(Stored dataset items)
------------------------------------

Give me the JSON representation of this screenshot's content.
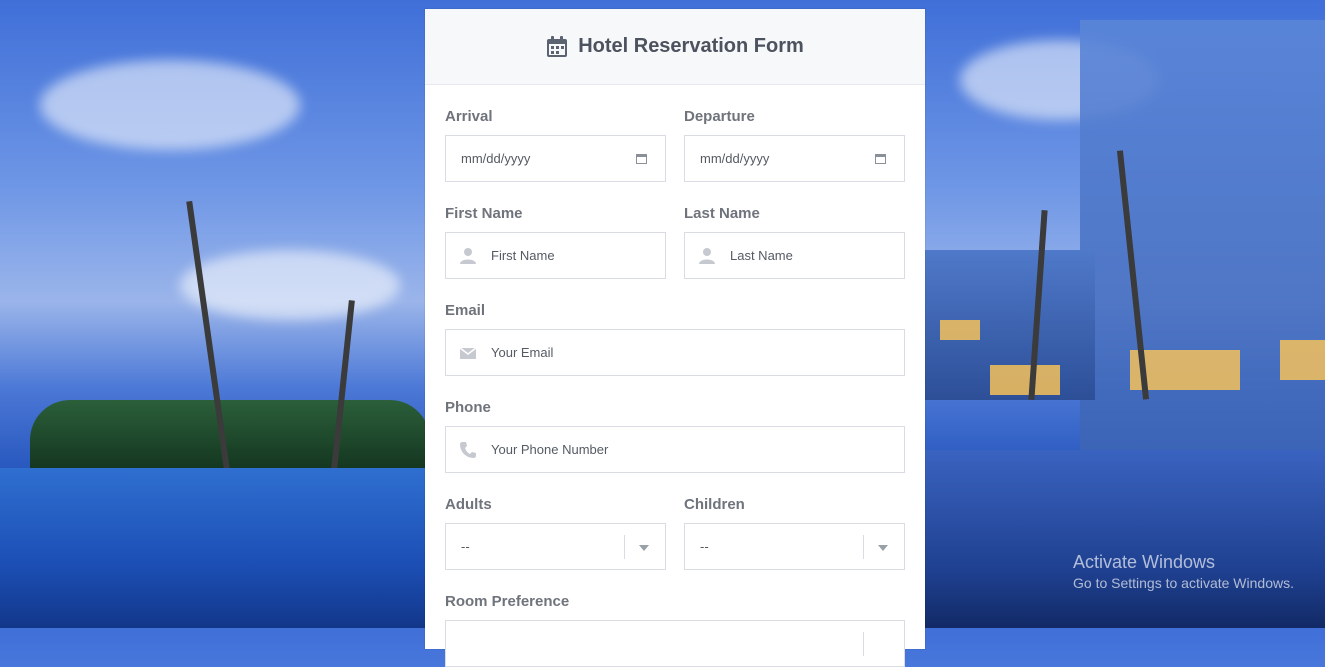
{
  "form": {
    "title": "Hotel Reservation Form",
    "title_icon": "calendar-icon",
    "accent_color": "#5b6270",
    "fields": {
      "arrival": {
        "label": "Arrival",
        "placeholder": "mm/dd/yyyy",
        "icon": "calendar-small-icon"
      },
      "departure": {
        "label": "Departure",
        "placeholder": "mm/dd/yyyy",
        "icon": "calendar-small-icon"
      },
      "first_name": {
        "label": "First Name",
        "placeholder": "First Name",
        "icon": "user-icon"
      },
      "last_name": {
        "label": "Last Name",
        "placeholder": "Last Name",
        "icon": "user-icon"
      },
      "email": {
        "label": "Email",
        "placeholder": "Your Email",
        "icon": "envelope-icon"
      },
      "phone": {
        "label": "Phone",
        "placeholder": "Your Phone Number",
        "icon": "phone-icon"
      },
      "adults": {
        "label": "Adults",
        "value": "--",
        "icon": "chevron-down-icon"
      },
      "children": {
        "label": "Children",
        "value": "--",
        "icon": "chevron-down-icon"
      },
      "room_preference": {
        "label": "Room Preference"
      }
    }
  },
  "watermark": {
    "line1": "Activate Windows",
    "line2": "Go to Settings to activate Windows."
  }
}
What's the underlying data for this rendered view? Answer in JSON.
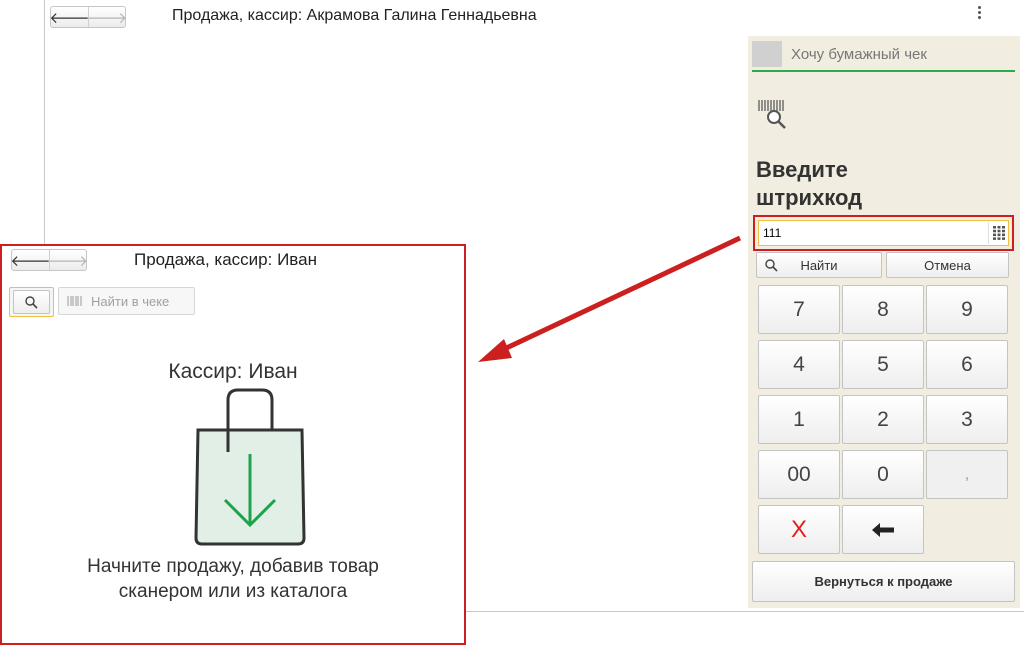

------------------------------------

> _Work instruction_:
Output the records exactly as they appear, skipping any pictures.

> _Finished exercise_:
Give me the JSON representation of this screenshot's content.
{
  "form": {
    "title": "Hotel Reservation Form",
    "title_icon": "calendar-icon",
    "accent_color": "#5b6270",
    "fields": {
      "arrival": {
        "label": "Arrival",
        "placeholder": "mm/dd/yyyy",
        "icon": "calendar-small-icon"
      },
      "departure": {
        "label": "Departure",
        "placeholder": "mm/dd/yyyy",
        "icon": "calendar-small-icon"
      },
      "first_name": {
        "label": "First Name",
        "placeholder": "First Name",
        "icon": "user-icon"
      },
      "last_name": {
        "label": "Last Name",
        "placeholder": "Last Name",
        "icon": "user-icon"
      },
      "email": {
        "label": "Email",
        "placeholder": "Your Email",
        "icon": "envelope-icon"
      },
      "phone": {
        "label": "Phone",
        "placeholder": "Your Phone Number",
        "icon": "phone-icon"
      },
      "adults": {
        "label": "Adults",
        "value": "--",
        "icon": "chevron-down-icon"
      },
      "children": {
        "label": "Children",
        "value": "--",
        "icon": "chevron-down-icon"
      },
      "room_preference": {
        "label": "Room Preference"
      }
    }
  },
  "watermark": {
    "line1": "Activate Windows",
    "line2": "Go to Settings to activate Windows."
  }
}
What's the underlying data for this rendered view? Answer in JSON.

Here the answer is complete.